ACTIVITY: Your task is to filter the entries and copy every line containing the string "them".

--------------------------------

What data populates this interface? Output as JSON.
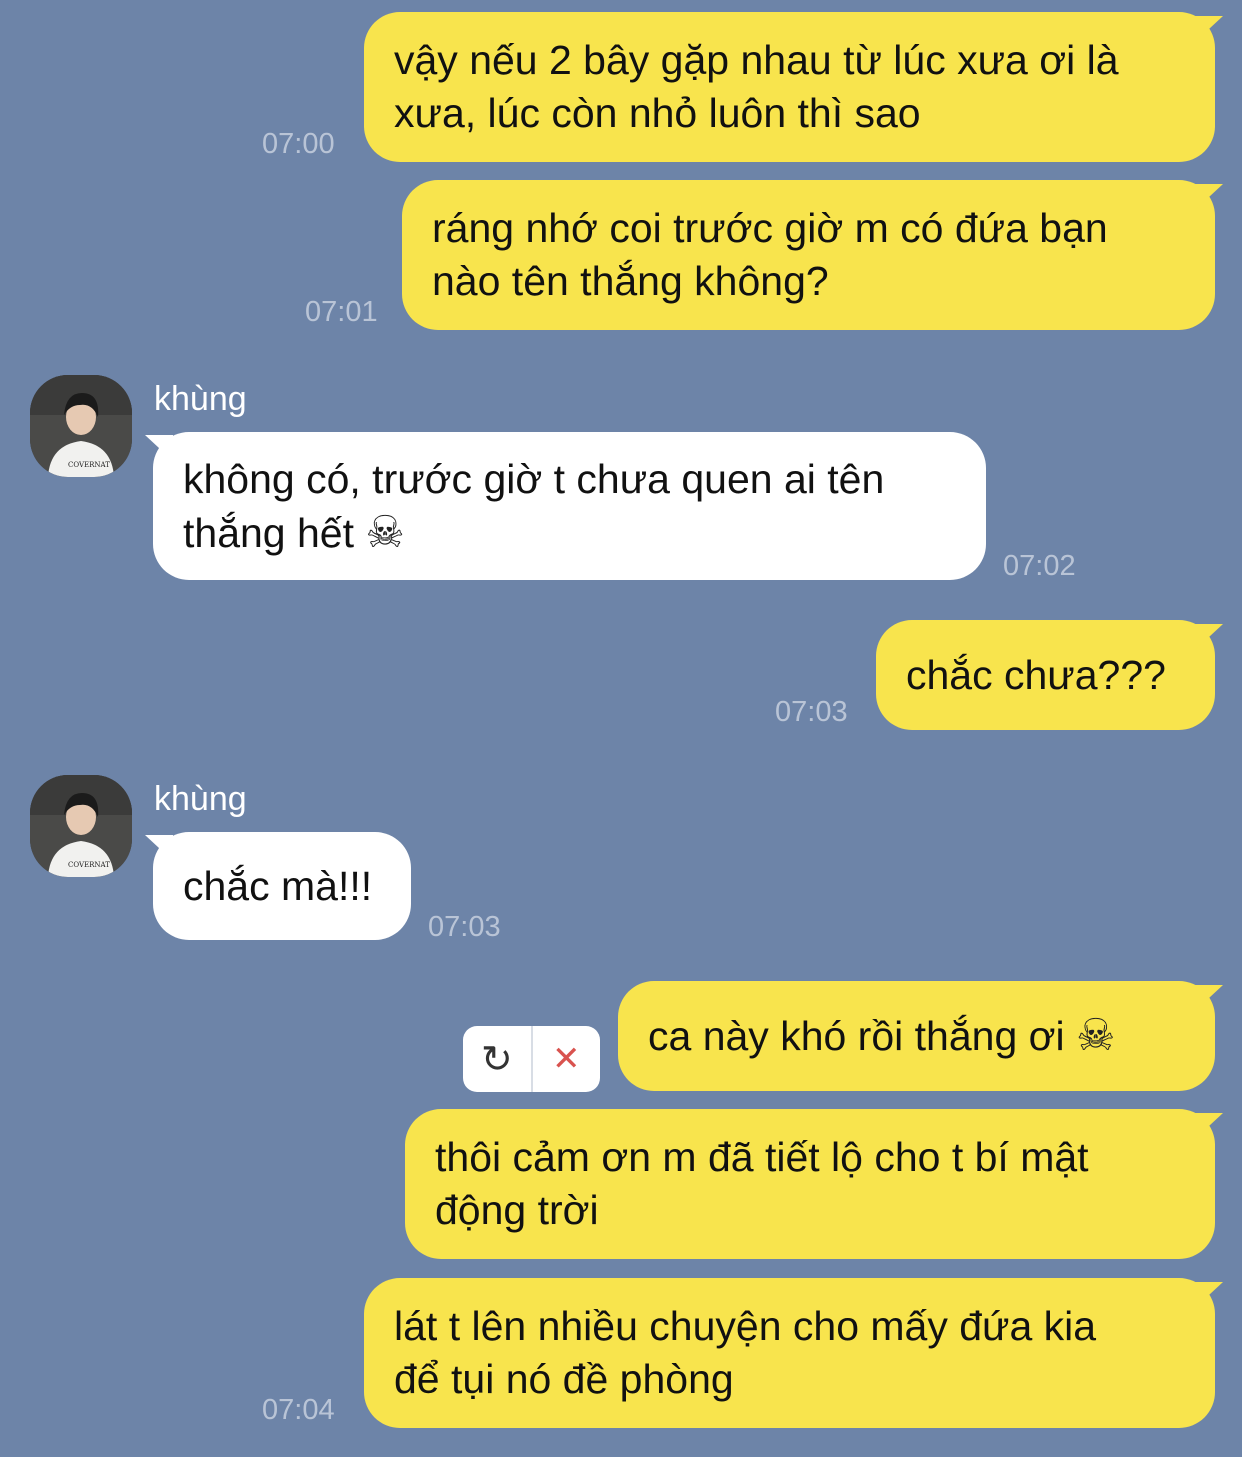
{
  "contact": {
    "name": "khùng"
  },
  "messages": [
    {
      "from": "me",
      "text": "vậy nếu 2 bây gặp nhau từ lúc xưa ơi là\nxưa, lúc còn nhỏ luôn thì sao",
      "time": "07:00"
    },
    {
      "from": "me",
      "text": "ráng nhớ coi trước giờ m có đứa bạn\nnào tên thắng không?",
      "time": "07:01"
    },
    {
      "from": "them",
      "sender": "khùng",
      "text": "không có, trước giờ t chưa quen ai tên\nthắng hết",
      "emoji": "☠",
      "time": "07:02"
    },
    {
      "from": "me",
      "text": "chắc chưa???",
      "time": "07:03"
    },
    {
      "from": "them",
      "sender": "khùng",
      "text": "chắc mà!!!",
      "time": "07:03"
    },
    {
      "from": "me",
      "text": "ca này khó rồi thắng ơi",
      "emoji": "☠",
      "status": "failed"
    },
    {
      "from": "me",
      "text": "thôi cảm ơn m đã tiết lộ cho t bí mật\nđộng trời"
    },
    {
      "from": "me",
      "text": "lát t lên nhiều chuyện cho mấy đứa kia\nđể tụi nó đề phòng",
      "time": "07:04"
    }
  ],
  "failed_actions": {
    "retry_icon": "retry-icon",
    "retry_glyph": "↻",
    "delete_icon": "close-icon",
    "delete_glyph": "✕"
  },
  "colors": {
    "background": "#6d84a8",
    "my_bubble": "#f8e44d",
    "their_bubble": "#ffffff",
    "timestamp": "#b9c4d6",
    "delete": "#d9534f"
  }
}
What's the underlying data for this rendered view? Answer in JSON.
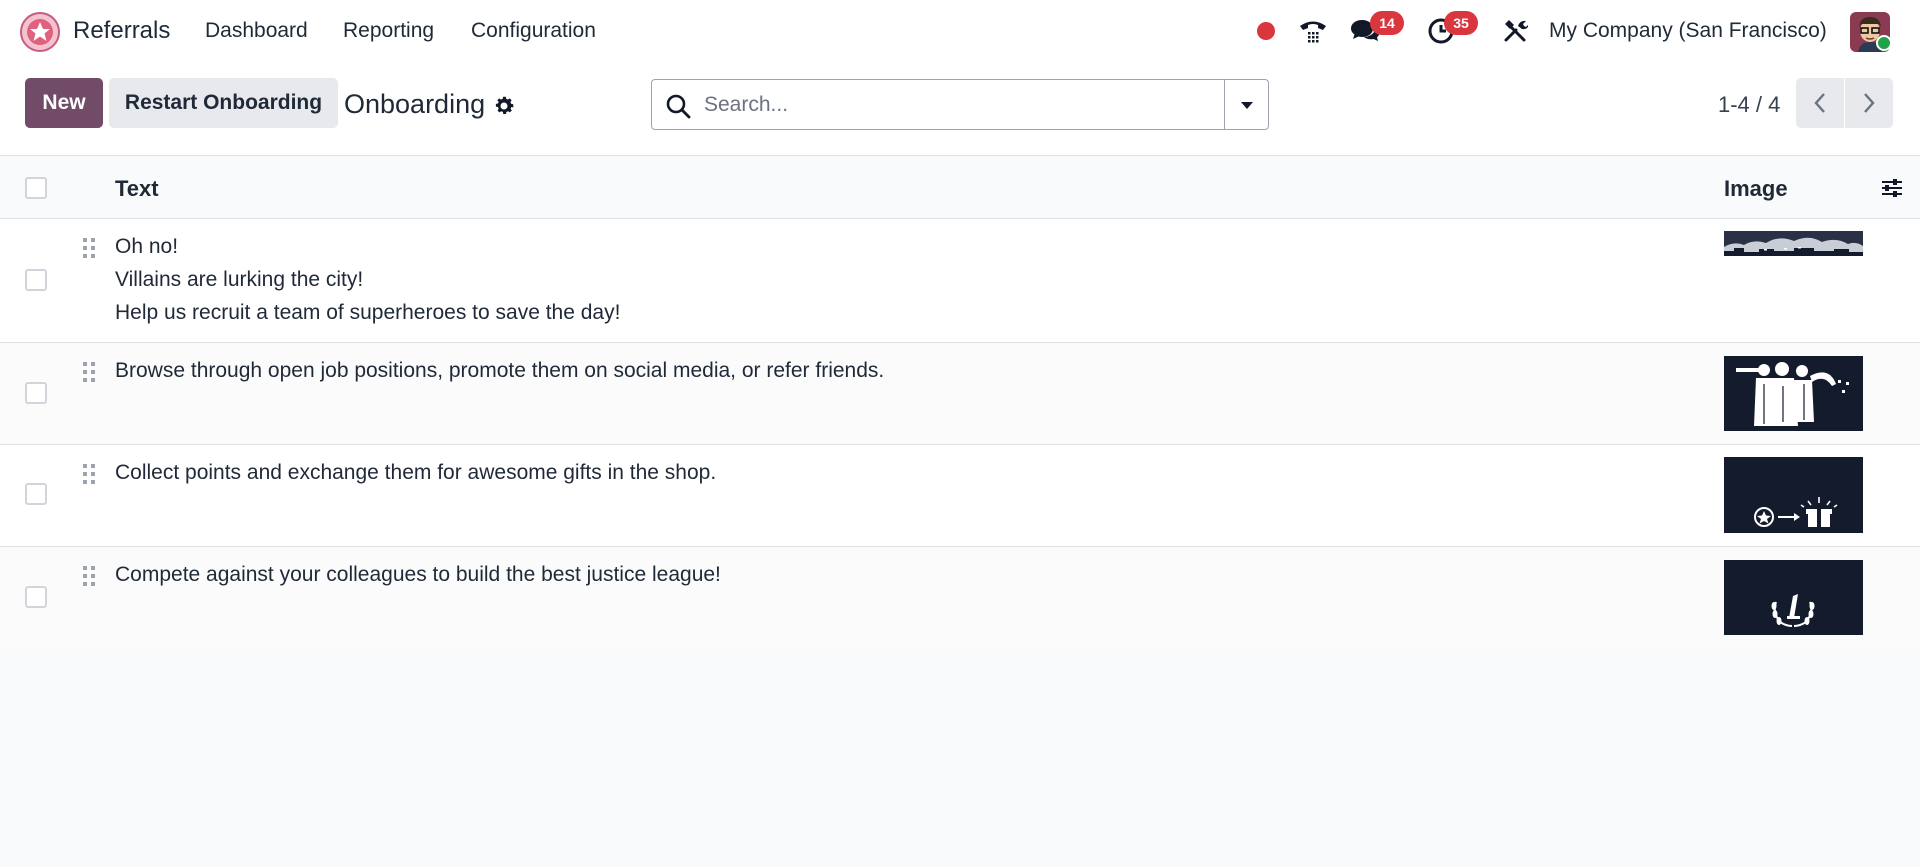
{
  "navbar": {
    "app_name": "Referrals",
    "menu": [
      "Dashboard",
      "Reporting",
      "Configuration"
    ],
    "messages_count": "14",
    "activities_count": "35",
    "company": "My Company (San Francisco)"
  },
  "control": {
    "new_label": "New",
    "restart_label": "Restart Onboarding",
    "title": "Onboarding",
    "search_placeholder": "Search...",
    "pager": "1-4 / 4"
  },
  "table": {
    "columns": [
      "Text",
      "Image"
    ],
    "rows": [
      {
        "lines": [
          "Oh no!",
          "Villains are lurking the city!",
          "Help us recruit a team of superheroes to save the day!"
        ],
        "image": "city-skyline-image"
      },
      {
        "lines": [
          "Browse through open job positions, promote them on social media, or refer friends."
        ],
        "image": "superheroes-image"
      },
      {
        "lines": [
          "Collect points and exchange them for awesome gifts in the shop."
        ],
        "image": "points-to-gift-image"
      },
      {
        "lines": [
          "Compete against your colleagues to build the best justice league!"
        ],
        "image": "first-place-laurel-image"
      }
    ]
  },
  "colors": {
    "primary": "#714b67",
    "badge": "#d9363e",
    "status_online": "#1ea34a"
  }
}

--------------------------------

ANSWER SPACE:
      "from": "them",
      "from": "them",
          "Browse through open job positions, promote them on social media, or refer friends."
          "Collect points and exchange them for awesome gifts in the shop."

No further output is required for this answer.